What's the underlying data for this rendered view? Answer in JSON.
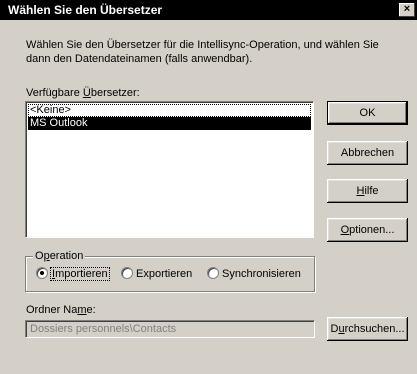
{
  "window": {
    "title": "Wählen Sie den Übersetzer",
    "close_glyph": "×"
  },
  "description": "Wählen Sie den Übersetzer für die Intellisync-Operation, und wählen Sie dann den Datendateinamen (falls anwendbar).",
  "translators": {
    "label_prefix": "Verfügbare ",
    "label_underlined": "Ü",
    "label_suffix": "bersetzer:",
    "items": [
      "<Keine>",
      "MS Outlook"
    ],
    "selected": "MS Outlook"
  },
  "buttons": {
    "ok": "OK",
    "cancel": "Abbrechen",
    "help_u": "H",
    "help_rest": "ilfe",
    "options_u": "O",
    "options_rest": "ptionen...",
    "browse_pre": "D",
    "browse_u": "u",
    "browse_rest": "rchsuchen..."
  },
  "operation": {
    "legend_pre": "O",
    "legend_u": "p",
    "legend_rest": "eration",
    "options": [
      {
        "u": "I",
        "rest": "mportieren",
        "checked": true
      },
      {
        "u": "",
        "rest": "Exportieren",
        "checked": false
      },
      {
        "u": "",
        "rest": "Synchronisieren",
        "checked": false
      }
    ]
  },
  "folder": {
    "label_pre": "Ordner Na",
    "label_u": "m",
    "label_rest": "e:",
    "value": "Dossiers personnels\\Contacts"
  }
}
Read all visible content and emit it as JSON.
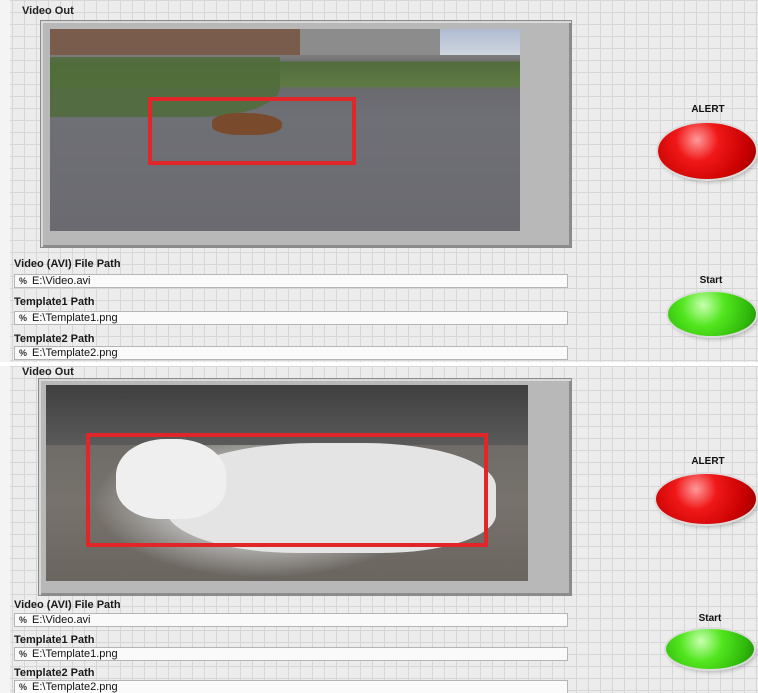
{
  "panels": [
    {
      "video_out_label": "Video Out",
      "alert_label": "ALERT",
      "start_label": "Start",
      "fields": [
        {
          "label": "Video (AVI) File Path",
          "value": "E:\\Video.avi"
        },
        {
          "label": "Template1 Path",
          "value": "E:\\Template1.png"
        },
        {
          "label": "Template2 Path",
          "value": "E:\\Template2.png"
        }
      ],
      "path_icon": "%",
      "alert_color": "#e41515",
      "start_color": "#3cd312"
    },
    {
      "video_out_label": "Video Out",
      "alert_label": "ALERT",
      "start_label": "Start",
      "fields": [
        {
          "label": "Video (AVI) File Path",
          "value": "E:\\Video.avi"
        },
        {
          "label": "Template1 Path",
          "value": "E:\\Template1.png"
        },
        {
          "label": "Template2 Path",
          "value": "E:\\Template2.png"
        }
      ],
      "path_icon": "%",
      "alert_color": "#e41515",
      "start_color": "#3cd312"
    }
  ],
  "detection_box_color": "#e1262a"
}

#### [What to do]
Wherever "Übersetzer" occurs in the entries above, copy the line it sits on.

#### [Solution]
    "title": "Wählen Sie den Übersetzer",
  "description": "Wählen Sie den Übersetzer für die Intellisync-Operation, und wählen Sie dann den Datendateinamen (falls anwendbar).",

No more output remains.